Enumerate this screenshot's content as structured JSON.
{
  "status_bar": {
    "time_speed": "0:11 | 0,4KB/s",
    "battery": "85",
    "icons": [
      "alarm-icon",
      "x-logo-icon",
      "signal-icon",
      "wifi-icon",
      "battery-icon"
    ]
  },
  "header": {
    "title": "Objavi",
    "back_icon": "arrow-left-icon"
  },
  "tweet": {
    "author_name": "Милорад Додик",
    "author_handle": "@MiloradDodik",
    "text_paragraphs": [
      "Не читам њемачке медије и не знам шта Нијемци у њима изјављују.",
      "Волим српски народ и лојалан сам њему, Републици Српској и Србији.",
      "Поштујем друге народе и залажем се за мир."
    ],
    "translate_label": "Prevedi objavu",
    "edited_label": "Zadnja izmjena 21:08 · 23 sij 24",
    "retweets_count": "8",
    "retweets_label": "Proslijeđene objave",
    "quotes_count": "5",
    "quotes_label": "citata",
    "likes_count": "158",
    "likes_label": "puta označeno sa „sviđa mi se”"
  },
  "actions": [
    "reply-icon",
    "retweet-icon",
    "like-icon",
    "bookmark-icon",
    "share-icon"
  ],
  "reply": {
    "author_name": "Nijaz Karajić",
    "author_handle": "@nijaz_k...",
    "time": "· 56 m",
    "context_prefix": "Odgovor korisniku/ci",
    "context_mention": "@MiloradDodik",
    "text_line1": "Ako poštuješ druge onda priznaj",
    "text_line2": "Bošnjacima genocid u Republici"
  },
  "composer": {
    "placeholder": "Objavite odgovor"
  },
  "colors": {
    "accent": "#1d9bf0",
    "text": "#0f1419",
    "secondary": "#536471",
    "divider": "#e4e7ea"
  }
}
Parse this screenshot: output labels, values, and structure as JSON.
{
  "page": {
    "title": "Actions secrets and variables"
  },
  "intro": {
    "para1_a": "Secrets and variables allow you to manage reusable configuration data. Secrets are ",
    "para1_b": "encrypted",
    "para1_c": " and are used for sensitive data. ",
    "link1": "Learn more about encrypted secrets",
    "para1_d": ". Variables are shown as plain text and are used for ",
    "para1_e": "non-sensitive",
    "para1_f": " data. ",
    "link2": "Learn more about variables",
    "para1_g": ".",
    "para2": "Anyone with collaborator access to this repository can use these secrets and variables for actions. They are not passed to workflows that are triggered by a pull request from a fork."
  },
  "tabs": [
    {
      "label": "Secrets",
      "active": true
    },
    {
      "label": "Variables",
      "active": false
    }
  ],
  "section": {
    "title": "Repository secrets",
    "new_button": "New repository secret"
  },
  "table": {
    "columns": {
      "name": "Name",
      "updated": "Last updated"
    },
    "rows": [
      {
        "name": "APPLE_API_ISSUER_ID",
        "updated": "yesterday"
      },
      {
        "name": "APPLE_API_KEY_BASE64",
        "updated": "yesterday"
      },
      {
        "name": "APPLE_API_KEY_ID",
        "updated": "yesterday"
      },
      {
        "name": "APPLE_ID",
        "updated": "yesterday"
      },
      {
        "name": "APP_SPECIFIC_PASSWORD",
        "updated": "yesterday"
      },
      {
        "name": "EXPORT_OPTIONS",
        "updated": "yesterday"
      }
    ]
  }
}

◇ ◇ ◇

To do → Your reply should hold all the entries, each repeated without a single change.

Exercise answer →
Enumerate this screenshot's content as structured JSON.
{
  "status_bar": {
    "time_speed": "0:11 | 0,4KB/s",
    "battery": "85",
    "icons": [
      "alarm-icon",
      "x-logo-icon",
      "signal-icon",
      "wifi-icon",
      "battery-icon"
    ]
  },
  "header": {
    "title": "Objavi",
    "back_icon": "arrow-left-icon"
  },
  "tweet": {
    "author_name": "Милорад Додик",
    "author_handle": "@MiloradDodik",
    "text_paragraphs": [
      "Не читам њемачке медије и не знам шта Нијемци у њима изјављују.",
      "Волим српски народ и лојалан сам њему, Републици Српској и Србији.",
      "Поштујем друге народе и залажем се за мир."
    ],
    "translate_label": "Prevedi objavu",
    "edited_label": "Zadnja izmjena 21:08 · 23 sij 24",
    "retweets_count": "8",
    "retweets_label": "Proslijeđene objave",
    "quotes_count": "5",
    "quotes_label": "citata",
    "likes_count": "158",
    "likes_label": "puta označeno sa „sviđa mi se”"
  },
  "actions": [
    "reply-icon",
    "retweet-icon",
    "like-icon",
    "bookmark-icon",
    "share-icon"
  ],
  "reply": {
    "author_name": "Nijaz Karajić",
    "author_handle": "@nijaz_k...",
    "time": "· 56 m",
    "context_prefix": "Odgovor korisniku/ci",
    "context_mention": "@MiloradDodik",
    "text_line1": "Ako poštuješ druge onda priznaj",
    "text_line2": "Bošnjacima genocid u Republici"
  },
  "composer": {
    "placeholder": "Objavite odgovor"
  },
  "colors": {
    "accent": "#1d9bf0",
    "text": "#0f1419",
    "secondary": "#536471",
    "divider": "#e4e7ea"
  }
}
Parse this screenshot: output labels, values, and structure as JSON.
{
  "page": {
    "title": "Actions secrets and variables"
  },
  "intro": {
    "para1_a": "Secrets and variables allow you to manage reusable configuration data. Secrets are ",
    "para1_b": "encrypted",
    "para1_c": " and are used for sensitive data. ",
    "link1": "Learn more about encrypted secrets",
    "para1_d": ". Variables are shown as plain text and are used for ",
    "para1_e": "non-sensitive",
    "para1_f": " data. ",
    "link2": "Learn more about variables",
    "para1_g": ".",
    "para2": "Anyone with collaborator access to this repository can use these secrets and variables for actions. They are not passed to workflows that are triggered by a pull request from a fork."
  },
  "tabs": [
    {
      "label": "Secrets",
      "active": true
    },
    {
      "label": "Variables",
      "active": false
    }
  ],
  "section": {
    "title": "Repository secrets",
    "new_button": "New repository secret"
  },
  "table": {
    "columns": {
      "name": "Name",
      "updated": "Last updated"
    },
    "rows": [
      {
        "name": "APPLE_API_ISSUER_ID",
        "updated": "yesterday"
      },
      {
        "name": "APPLE_API_KEY_BASE64",
        "updated": "yesterday"
      },
      {
        "name": "APPLE_API_KEY_ID",
        "updated": "yesterday"
      },
      {
        "name": "APPLE_ID",
        "updated": "yesterday"
      },
      {
        "name": "APP_SPECIFIC_PASSWORD",
        "updated": "yesterday"
      },
      {
        "name": "EXPORT_OPTIONS",
        "updated": "yesterday"
      }
    ]
  }
}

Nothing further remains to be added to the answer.